of Antietam, Battle of Fredericksburg, Battle of Chancellorsville, and one of it's
most shining yet saddest moments the Battle of Gettysburg, there they lost one of its'
bravest men and its' namesake Brevet Lieutenant Colonel Alonzo H. Gushing. Where on
the 3’d-day of the Battle in defense of his Battery and guns he gave his life
for honor and his country “Fateful until Death." Cushing’s Battery then went
on to fight the rest of the war with the Army's Second Corps. The 4'h U.S.
Light Artillery is still in existence today and stationed at Fort Sill
Taylor’s' Battery original History
Taylor’s' Battery was first
organized as Co. C 12 Battalion Virginia Light Artillery in August of 1862.
Then it changed its name to Eubank's Battery after its first Captain John L
Eubanks, who resigned due to physical disability in the spring of 1863. It was then
that Lieutenant Osmond B. Taylor was appointed Captain and the battery took his name.
More than 40% of the men from the battery came from Berkeley, Orange and Goochland
Counties in Virginia and what is now West Virginia. The battery fought gallantly in
the battles of Second Manassas, Sharpsburg, Fredericksburg, Chancellorsville,
Gettysburg, Knoxville Campaign, Wilderness, Spotsylvania Court House, Cold Harbor and
The Battle for Richmond. The battery was surrendered by LT John H Waddel at Harper's
Farm in Amelia County Virginia on April 6, 1865 after Capt.
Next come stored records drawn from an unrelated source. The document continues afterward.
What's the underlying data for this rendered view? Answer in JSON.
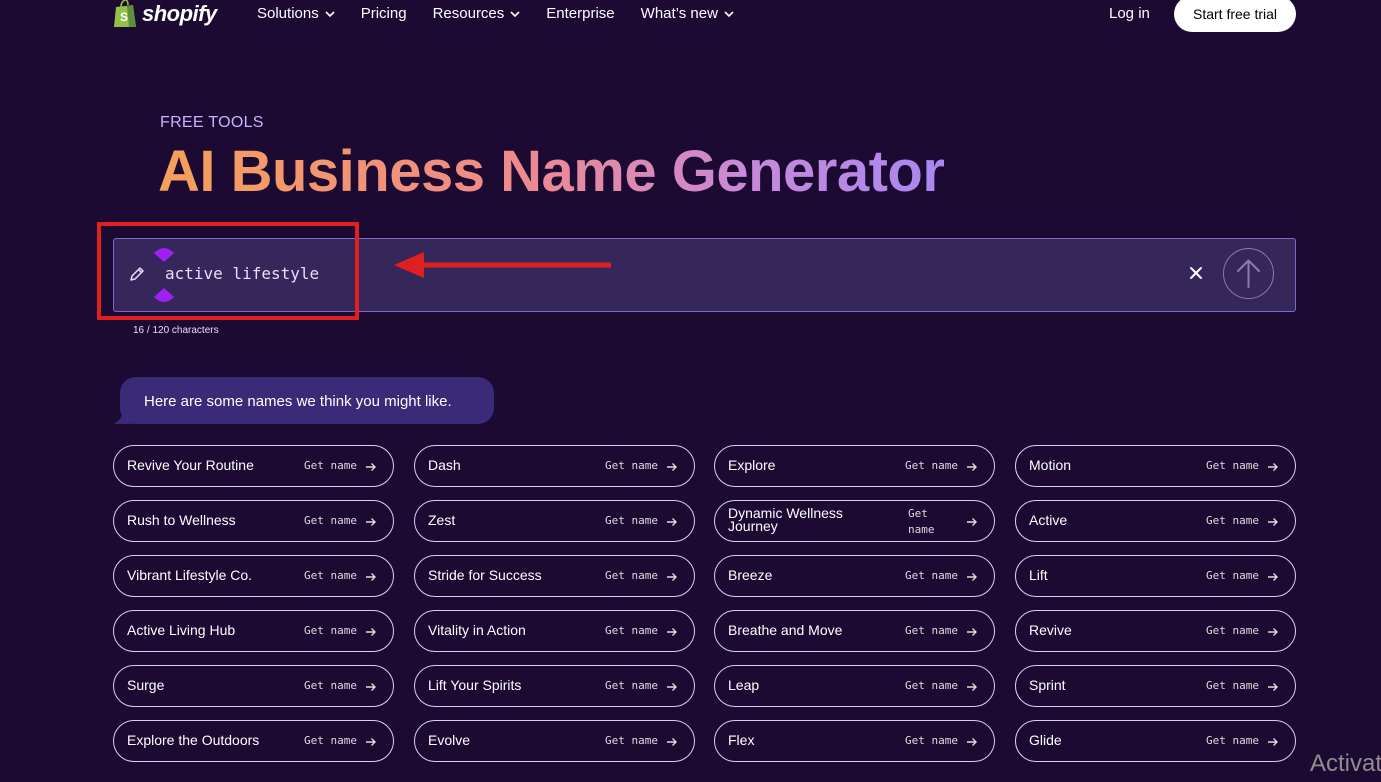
{
  "nav": {
    "logo_text": "shopify",
    "menu": [
      {
        "label": "Solutions",
        "has_chevron": true
      },
      {
        "label": "Pricing",
        "has_chevron": false
      },
      {
        "label": "Resources",
        "has_chevron": true
      },
      {
        "label": "Enterprise",
        "has_chevron": false
      },
      {
        "label": "What’s new",
        "has_chevron": true
      }
    ],
    "login_label": "Log in",
    "trial_label": "Start free trial"
  },
  "header": {
    "eyebrow": "FREE TOOLS",
    "title": "AI Business Name Generator"
  },
  "prompt": {
    "value": "active lifestyle",
    "counter": "16 / 120 characters",
    "icons": {
      "edit": "pencil-icon",
      "clear": "close-icon",
      "submit": "arrow-up-icon"
    }
  },
  "bubble": {
    "text": "Here are some names we think you might like."
  },
  "results": {
    "get_label": "Get name",
    "columns": [
      [
        "Revive Your Routine",
        "Rush to Wellness",
        "Vibrant Lifestyle Co.",
        "Active Living Hub",
        "Surge",
        "Explore the Outdoors"
      ],
      [
        "Dash",
        "Zest",
        "Stride for Success",
        "Vitality in Action",
        "Lift Your Spirits",
        "Evolve"
      ],
      [
        "Explore",
        "Dynamic Wellness Journey",
        "Breeze",
        "Breathe and Move",
        "Leap",
        "Flex"
      ],
      [
        "Motion",
        "Active",
        "Lift",
        "Revive",
        "Sprint",
        "Glide"
      ]
    ]
  },
  "overlay": {
    "watermark": "Activat",
    "annotation_color": "#e0201f"
  },
  "colors": {
    "background": "#1c0a33",
    "input_bg": "#36275a",
    "bubble_bg": "#3a2a78",
    "eyebrow": "#c9b2ff",
    "cursor_purple": "#a020f0"
  }
}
O. B. Taylor refused to
surrender to Gen. George A. Ouster's Cavalry force and was shot dead.